WHAT TO WORK ON. Write out each entry again. Keep every word exactly as it is.

Dataset entries
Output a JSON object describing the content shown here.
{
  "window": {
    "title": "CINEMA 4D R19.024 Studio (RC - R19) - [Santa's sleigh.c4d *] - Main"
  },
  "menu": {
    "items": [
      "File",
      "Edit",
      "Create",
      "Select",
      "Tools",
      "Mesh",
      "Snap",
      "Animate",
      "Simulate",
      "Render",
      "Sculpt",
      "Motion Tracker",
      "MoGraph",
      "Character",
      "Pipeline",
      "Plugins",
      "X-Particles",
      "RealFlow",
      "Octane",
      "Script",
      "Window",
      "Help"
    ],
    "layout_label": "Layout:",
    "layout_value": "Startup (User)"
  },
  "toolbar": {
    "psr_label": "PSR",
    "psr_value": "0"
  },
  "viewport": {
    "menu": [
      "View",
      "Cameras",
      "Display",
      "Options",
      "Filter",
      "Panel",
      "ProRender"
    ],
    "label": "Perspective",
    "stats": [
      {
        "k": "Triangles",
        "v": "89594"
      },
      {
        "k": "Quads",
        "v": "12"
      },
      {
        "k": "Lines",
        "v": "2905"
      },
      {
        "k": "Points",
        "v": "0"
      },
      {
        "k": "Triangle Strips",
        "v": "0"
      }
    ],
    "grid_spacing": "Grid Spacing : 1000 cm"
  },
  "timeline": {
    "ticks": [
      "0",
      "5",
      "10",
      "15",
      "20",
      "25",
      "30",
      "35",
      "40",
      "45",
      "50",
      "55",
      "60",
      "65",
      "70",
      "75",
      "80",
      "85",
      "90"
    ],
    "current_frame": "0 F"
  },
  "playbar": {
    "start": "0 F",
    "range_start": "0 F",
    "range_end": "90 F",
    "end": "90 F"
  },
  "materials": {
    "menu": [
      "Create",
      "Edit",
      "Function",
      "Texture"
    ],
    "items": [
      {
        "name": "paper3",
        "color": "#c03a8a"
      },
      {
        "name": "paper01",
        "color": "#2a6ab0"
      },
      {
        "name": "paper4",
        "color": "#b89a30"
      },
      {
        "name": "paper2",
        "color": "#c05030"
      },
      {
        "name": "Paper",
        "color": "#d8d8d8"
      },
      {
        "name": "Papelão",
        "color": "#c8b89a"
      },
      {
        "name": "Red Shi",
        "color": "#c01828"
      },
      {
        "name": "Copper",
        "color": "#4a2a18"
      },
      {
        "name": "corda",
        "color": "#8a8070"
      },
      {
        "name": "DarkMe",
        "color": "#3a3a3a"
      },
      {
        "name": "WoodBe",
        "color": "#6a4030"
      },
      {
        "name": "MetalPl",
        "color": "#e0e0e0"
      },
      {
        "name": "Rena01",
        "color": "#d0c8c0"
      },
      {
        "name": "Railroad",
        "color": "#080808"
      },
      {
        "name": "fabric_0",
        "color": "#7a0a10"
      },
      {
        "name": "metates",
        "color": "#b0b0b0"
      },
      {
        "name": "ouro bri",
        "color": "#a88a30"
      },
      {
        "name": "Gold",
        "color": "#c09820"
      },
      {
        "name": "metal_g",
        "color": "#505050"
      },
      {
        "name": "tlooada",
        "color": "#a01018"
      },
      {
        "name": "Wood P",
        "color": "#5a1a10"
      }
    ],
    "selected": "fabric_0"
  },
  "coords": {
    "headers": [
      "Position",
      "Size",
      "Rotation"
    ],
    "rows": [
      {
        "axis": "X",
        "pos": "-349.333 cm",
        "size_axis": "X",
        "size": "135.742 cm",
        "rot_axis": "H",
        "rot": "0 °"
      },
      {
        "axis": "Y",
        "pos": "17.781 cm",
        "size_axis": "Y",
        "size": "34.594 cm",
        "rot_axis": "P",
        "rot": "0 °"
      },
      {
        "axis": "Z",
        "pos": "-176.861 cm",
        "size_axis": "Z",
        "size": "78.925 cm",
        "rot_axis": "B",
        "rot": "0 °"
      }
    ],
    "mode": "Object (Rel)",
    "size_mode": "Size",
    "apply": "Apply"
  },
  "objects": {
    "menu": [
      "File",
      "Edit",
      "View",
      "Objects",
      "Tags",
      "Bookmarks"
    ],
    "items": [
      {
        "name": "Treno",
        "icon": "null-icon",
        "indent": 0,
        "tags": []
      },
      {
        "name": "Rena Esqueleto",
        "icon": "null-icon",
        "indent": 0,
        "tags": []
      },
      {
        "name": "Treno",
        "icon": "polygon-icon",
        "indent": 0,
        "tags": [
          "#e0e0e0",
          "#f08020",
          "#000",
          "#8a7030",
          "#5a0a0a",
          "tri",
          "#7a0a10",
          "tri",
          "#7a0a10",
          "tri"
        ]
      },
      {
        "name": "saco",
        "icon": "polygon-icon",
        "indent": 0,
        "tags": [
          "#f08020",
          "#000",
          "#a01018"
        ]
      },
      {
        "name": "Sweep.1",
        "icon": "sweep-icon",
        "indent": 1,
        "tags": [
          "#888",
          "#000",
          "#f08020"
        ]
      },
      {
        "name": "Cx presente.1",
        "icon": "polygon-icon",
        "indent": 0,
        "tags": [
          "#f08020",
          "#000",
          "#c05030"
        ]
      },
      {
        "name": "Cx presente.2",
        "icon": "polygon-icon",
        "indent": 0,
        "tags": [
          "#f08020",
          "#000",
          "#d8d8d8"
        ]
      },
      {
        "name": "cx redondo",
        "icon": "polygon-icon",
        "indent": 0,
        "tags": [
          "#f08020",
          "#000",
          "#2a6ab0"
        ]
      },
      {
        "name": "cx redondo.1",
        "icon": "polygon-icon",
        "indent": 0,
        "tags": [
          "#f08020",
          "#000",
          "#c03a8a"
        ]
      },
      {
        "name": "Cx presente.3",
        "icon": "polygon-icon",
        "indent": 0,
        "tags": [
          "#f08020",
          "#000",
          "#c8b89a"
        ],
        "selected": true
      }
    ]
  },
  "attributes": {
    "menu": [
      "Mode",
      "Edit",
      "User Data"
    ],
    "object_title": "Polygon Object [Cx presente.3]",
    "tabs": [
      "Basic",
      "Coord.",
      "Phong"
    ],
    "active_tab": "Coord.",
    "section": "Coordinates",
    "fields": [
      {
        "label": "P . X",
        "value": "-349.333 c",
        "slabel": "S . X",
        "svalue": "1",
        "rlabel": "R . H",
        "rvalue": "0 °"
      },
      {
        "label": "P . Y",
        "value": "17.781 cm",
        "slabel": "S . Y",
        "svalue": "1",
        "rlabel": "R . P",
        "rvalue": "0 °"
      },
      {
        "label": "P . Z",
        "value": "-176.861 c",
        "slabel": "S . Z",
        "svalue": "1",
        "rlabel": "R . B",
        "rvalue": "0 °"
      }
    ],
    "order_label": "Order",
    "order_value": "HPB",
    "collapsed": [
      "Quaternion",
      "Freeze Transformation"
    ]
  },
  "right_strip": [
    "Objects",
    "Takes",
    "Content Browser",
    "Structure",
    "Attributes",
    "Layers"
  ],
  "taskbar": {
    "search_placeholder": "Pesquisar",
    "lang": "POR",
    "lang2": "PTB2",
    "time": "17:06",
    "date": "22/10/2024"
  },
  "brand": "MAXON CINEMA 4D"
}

TASK ANSWER.
Output a JSON object describing the content shown here.
{
  "window": {
    "title": "CINEMA 4D R19.024 Studio (RC - R19) - [Santa's sleigh.c4d *] - Main"
  },
  "menu": {
    "items": [
      "File",
      "Edit",
      "Create",
      "Select",
      "Tools",
      "Mesh",
      "Snap",
      "Animate",
      "Simulate",
      "Render",
      "Sculpt",
      "Motion Tracker",
      "MoGraph",
      "Character",
      "Pipeline",
      "Plugins",
      "X-Particles",
      "RealFlow",
      "Octane",
      "Script",
      "Window",
      "Help"
    ],
    "layout_label": "Layout:",
    "layout_value": "Startup (User)"
  },
  "toolbar": {
    "psr_label": "PSR",
    "psr_value": "0"
  },
  "viewport": {
    "menu": [
      "View",
      "Cameras",
      "Display",
      "Options",
      "Filter",
      "Panel",
      "ProRender"
    ],
    "label": "Perspective",
    "stats": [
      {
        "k": "Triangles",
        "v": "89594"
      },
      {
        "k": "Quads",
        "v": "12"
      },
      {
        "k": "Lines",
        "v": "2905"
      },
      {
        "k": "Points",
        "v": "0"
      },
      {
        "k": "Triangle Strips",
        "v": "0"
      }
    ],
    "grid_spacing": "Grid Spacing : 1000 cm"
  },
  "timeline": {
    "ticks": [
      "0",
      "5",
      "10",
      "15",
      "20",
      "25",
      "30",
      "35",
      "40",
      "45",
      "50",
      "55",
      "60",
      "65",
      "70",
      "75",
      "80",
      "85",
      "90"
    ],
    "current_frame": "0 F"
  },
  "playbar": {
    "start": "0 F",
    "range_start": "0 F",
    "range_end": "90 F",
    "end": "90 F"
  },
  "materials": {
    "menu": [
      "Create",
      "Edit",
      "Function",
      "Texture"
    ],
    "items": [
      {
        "name": "paper3",
        "color": "#c03a8a"
      },
      {
        "name": "paper01",
        "color": "#2a6ab0"
      },
      {
        "name": "paper4",
        "color": "#b89a30"
      },
      {
        "name": "paper2",
        "color": "#c05030"
      },
      {
        "name": "Paper",
        "color": "#d8d8d8"
      },
      {
        "name": "Papelão",
        "color": "#c8b89a"
      },
      {
        "name": "Red Shi",
        "color": "#c01828"
      },
      {
        "name": "Copper",
        "color": "#4a2a18"
      },
      {
        "name": "corda",
        "color": "#8a8070"
      },
      {
        "name": "DarkMe",
        "color": "#3a3a3a"
      },
      {
        "name": "WoodBe",
        "color": "#6a4030"
      },
      {
        "name": "MetalPl",
        "color": "#e0e0e0"
      },
      {
        "name": "Rena01",
        "color": "#d0c8c0"
      },
      {
        "name": "Railroad",
        "color": "#080808"
      },
      {
        "name": "fabric_0",
        "color": "#7a0a10"
      },
      {
        "name": "metates",
        "color": "#b0b0b0"
      },
      {
        "name": "ouro bri",
        "color": "#a88a30"
      },
      {
        "name": "Gold",
        "color": "#c09820"
      },
      {
        "name": "metal_g",
        "color": "#505050"
      },
      {
        "name": "tlooada",
        "color": "#a01018"
      },
      {
        "name": "Wood P",
        "color": "#5a1a10"
      }
    ],
    "selected": "fabric_0"
  },
  "coords": {
    "headers": [
      "Position",
      "Size",
      "Rotation"
    ],
    "rows": [
      {
        "axis": "X",
        "pos": "-349.333 cm",
        "size_axis": "X",
        "size": "135.742 cm",
        "rot_axis": "H",
        "rot": "0 °"
      },
      {
        "axis": "Y",
        "pos": "17.781 cm",
        "size_axis": "Y",
        "size": "34.594 cm",
        "rot_axis": "P",
        "rot": "0 °"
      },
      {
        "axis": "Z",
        "pos": "-176.861 cm",
        "size_axis": "Z",
        "size": "78.925 cm",
        "rot_axis": "B",
        "rot": "0 °"
      }
    ],
    "mode": "Object (Rel)",
    "size_mode": "Size",
    "apply": "Apply"
  },
  "objects": {
    "menu": [
      "File",
      "Edit",
      "View",
      "Objects",
      "Tags",
      "Bookmarks"
    ],
    "items": [
      {
        "name": "Treno",
        "icon": "null-icon",
        "indent": 0,
        "tags": []
      },
      {
        "name": "Rena Esqueleto",
        "icon": "null-icon",
        "indent": 0,
        "tags": []
      },
      {
        "name": "Treno",
        "icon": "polygon-icon",
        "indent": 0,
        "tags": [
          "#e0e0e0",
          "#f08020",
          "#000",
          "#8a7030",
          "#5a0a0a",
          "tri",
          "#7a0a10",
          "tri",
          "#7a0a10",
          "tri"
        ]
      },
      {
        "name": "saco",
        "icon": "polygon-icon",
        "indent": 0,
        "tags": [
          "#f08020",
          "#000",
          "#a01018"
        ]
      },
      {
        "name": "Sweep.1",
        "icon": "sweep-icon",
        "indent": 1,
        "tags": [
          "#888",
          "#000",
          "#f08020"
        ]
      },
      {
        "name": "Cx presente.1",
        "icon": "polygon-icon",
        "indent": 0,
        "tags": [
          "#f08020",
          "#000",
          "#c05030"
        ]
      },
      {
        "name": "Cx presente.2",
        "icon": "polygon-icon",
        "indent": 0,
        "tags": [
          "#f08020",
          "#000",
          "#d8d8d8"
        ]
      },
      {
        "name": "cx redondo",
        "icon": "polygon-icon",
        "indent": 0,
        "tags": [
          "#f08020",
          "#000",
          "#2a6ab0"
        ]
      },
      {
        "name": "cx redondo.1",
        "icon": "polygon-icon",
        "indent": 0,
        "tags": [
          "#f08020",
          "#000",
          "#c03a8a"
        ]
      },
      {
        "name": "Cx presente.3",
        "icon": "polygon-icon",
        "indent": 0,
        "tags": [
          "#f08020",
          "#000",
          "#c8b89a"
        ],
        "selected": true
      }
    ]
  },
  "attributes": {
    "menu": [
      "Mode",
      "Edit",
      "User Data"
    ],
    "object_title": "Polygon Object [Cx presente.3]",
    "tabs": [
      "Basic",
      "Coord.",
      "Phong"
    ],
    "active_tab": "Coord.",
    "section": "Coordinates",
    "fields": [
      {
        "label": "P . X",
        "value": "-349.333 c",
        "slabel": "S . X",
        "svalue": "1",
        "rlabel": "R . H",
        "rvalue": "0 °"
      },
      {
        "label": "P . Y",
        "value": "17.781 cm",
        "slabel": "S . Y",
        "svalue": "1",
        "rlabel": "R . P",
        "rvalue": "0 °"
      },
      {
        "label": "P . Z",
        "value": "-176.861 c",
        "slabel": "S . Z",
        "svalue": "1",
        "rlabel": "R . B",
        "rvalue": "0 °"
      }
    ],
    "order_label": "Order",
    "order_value": "HPB",
    "collapsed": [
      "Quaternion",
      "Freeze Transformation"
    ]
  },
  "right_strip": [
    "Objects",
    "Takes",
    "Content Browser",
    "Structure",
    "Attributes",
    "Layers"
  ],
  "taskbar": {
    "search_placeholder": "Pesquisar",
    "lang": "POR",
    "lang2": "PTB2",
    "time": "17:06",
    "date": "22/10/2024"
  },
  "brand": "MAXON CINEMA 4D"
}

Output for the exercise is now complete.